• **Data for analysis**

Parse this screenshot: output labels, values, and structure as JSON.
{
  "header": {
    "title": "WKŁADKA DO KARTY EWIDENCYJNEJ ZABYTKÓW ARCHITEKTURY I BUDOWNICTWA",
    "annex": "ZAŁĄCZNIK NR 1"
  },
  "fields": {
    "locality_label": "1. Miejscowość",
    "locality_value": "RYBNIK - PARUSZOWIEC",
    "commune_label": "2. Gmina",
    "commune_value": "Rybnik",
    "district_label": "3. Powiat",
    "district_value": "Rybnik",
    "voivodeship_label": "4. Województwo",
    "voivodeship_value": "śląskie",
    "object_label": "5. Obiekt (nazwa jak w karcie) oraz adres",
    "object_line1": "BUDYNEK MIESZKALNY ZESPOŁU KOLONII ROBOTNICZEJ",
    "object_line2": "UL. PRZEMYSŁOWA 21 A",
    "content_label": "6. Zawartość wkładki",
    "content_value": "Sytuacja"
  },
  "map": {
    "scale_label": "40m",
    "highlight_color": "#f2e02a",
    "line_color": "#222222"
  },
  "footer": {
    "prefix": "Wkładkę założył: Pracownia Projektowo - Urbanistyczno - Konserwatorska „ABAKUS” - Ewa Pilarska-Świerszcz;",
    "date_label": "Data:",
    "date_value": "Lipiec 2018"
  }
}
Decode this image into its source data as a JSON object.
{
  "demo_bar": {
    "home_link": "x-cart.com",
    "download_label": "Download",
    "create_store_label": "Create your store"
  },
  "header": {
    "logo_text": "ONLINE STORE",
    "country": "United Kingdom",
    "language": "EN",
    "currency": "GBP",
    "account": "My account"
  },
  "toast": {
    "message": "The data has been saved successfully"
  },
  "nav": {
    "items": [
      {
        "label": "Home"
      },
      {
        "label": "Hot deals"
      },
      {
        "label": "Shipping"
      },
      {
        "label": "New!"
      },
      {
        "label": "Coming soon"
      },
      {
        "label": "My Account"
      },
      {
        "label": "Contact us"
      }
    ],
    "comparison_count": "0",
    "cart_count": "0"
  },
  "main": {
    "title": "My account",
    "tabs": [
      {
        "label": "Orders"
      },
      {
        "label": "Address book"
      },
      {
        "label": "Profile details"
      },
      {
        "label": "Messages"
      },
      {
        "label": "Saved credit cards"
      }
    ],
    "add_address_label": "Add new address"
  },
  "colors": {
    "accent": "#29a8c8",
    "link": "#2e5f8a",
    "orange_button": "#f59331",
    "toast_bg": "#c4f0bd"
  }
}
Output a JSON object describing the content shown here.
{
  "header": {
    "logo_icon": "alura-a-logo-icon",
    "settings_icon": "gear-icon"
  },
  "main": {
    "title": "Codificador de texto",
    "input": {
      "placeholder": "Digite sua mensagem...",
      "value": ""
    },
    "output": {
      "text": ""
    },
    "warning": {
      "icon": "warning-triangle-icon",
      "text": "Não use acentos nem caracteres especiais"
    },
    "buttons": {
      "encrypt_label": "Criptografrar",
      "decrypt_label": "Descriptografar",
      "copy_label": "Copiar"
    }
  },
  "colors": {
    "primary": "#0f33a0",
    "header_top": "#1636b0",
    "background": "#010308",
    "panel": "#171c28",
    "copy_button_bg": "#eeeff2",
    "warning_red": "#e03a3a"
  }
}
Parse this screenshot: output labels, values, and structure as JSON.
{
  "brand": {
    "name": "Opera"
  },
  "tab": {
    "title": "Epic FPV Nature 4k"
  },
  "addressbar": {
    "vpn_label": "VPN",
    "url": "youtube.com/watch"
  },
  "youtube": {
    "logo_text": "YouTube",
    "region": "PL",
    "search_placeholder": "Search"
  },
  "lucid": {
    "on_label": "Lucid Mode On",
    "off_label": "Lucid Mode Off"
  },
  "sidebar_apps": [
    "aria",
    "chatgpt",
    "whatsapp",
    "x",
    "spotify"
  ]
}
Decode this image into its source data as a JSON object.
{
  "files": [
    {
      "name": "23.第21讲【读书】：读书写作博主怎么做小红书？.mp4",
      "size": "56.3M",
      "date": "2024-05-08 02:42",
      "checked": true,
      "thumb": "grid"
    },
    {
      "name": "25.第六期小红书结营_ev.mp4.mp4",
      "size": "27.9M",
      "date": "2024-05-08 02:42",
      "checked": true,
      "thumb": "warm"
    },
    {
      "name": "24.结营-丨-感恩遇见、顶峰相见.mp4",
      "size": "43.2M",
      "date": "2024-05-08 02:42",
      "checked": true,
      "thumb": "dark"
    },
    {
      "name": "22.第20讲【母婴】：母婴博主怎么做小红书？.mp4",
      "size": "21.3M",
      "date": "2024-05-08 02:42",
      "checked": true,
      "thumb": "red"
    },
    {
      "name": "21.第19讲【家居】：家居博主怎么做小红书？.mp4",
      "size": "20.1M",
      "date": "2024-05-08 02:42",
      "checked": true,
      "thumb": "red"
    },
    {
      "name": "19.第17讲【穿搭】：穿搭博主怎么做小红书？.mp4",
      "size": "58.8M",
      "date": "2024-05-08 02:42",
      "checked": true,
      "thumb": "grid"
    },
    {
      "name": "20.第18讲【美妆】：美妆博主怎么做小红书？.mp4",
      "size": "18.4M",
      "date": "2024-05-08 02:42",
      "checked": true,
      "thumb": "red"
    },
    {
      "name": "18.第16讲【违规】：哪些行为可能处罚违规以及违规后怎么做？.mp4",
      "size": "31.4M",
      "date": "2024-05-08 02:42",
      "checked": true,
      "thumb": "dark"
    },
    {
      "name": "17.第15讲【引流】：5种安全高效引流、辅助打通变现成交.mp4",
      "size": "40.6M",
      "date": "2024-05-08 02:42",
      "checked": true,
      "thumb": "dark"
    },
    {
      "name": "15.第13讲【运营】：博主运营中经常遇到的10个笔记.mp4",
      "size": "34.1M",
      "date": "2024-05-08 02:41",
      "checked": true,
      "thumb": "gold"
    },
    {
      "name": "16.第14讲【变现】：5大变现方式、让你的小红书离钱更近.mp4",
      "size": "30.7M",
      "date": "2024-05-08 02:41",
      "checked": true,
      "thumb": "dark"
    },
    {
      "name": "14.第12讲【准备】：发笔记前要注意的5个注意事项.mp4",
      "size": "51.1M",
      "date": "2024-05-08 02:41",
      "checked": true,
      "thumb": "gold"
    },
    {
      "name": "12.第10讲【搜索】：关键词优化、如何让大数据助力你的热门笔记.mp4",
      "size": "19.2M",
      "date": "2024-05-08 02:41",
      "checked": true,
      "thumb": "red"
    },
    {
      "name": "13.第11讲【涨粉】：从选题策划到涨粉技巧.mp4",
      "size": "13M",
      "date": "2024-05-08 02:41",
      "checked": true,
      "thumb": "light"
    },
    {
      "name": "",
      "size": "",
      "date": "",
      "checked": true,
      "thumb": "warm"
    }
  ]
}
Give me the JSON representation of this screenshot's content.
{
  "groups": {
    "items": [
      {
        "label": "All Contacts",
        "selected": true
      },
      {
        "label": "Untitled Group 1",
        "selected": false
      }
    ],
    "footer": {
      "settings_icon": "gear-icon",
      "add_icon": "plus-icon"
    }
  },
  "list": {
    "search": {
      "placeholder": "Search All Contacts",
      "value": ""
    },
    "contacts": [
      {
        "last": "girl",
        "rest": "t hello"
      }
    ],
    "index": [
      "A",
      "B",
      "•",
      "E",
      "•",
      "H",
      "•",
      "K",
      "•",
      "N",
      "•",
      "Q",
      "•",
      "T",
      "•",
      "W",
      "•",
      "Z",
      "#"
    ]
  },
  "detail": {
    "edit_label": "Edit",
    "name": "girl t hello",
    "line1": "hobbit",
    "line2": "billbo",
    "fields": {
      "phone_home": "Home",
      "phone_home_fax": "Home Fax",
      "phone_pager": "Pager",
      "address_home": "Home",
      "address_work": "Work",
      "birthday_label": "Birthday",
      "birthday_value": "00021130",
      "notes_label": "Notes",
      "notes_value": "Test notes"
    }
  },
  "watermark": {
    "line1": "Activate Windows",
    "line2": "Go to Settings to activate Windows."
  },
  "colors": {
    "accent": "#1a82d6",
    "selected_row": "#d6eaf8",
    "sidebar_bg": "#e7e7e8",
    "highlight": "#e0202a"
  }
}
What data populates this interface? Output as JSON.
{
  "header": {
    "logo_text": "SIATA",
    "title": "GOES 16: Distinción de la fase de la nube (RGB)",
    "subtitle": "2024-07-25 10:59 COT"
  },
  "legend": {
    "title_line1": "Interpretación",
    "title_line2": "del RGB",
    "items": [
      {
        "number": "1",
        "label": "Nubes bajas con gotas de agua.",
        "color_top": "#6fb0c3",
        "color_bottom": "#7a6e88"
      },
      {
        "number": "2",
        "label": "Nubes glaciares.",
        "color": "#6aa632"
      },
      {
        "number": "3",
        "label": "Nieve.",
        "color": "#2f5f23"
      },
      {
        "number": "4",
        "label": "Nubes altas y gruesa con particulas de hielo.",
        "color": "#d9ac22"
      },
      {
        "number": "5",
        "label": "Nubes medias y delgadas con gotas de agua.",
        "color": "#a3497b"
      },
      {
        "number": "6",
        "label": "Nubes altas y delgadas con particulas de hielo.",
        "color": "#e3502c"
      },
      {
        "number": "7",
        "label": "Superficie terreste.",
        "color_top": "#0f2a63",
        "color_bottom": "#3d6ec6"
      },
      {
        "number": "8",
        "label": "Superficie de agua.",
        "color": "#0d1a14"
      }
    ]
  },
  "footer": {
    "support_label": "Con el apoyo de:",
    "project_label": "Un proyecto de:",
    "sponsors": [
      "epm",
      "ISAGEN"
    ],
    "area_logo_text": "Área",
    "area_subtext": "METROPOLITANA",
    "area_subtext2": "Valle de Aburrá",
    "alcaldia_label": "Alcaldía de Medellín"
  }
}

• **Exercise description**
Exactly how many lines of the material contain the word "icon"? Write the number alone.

• **Written answer**
5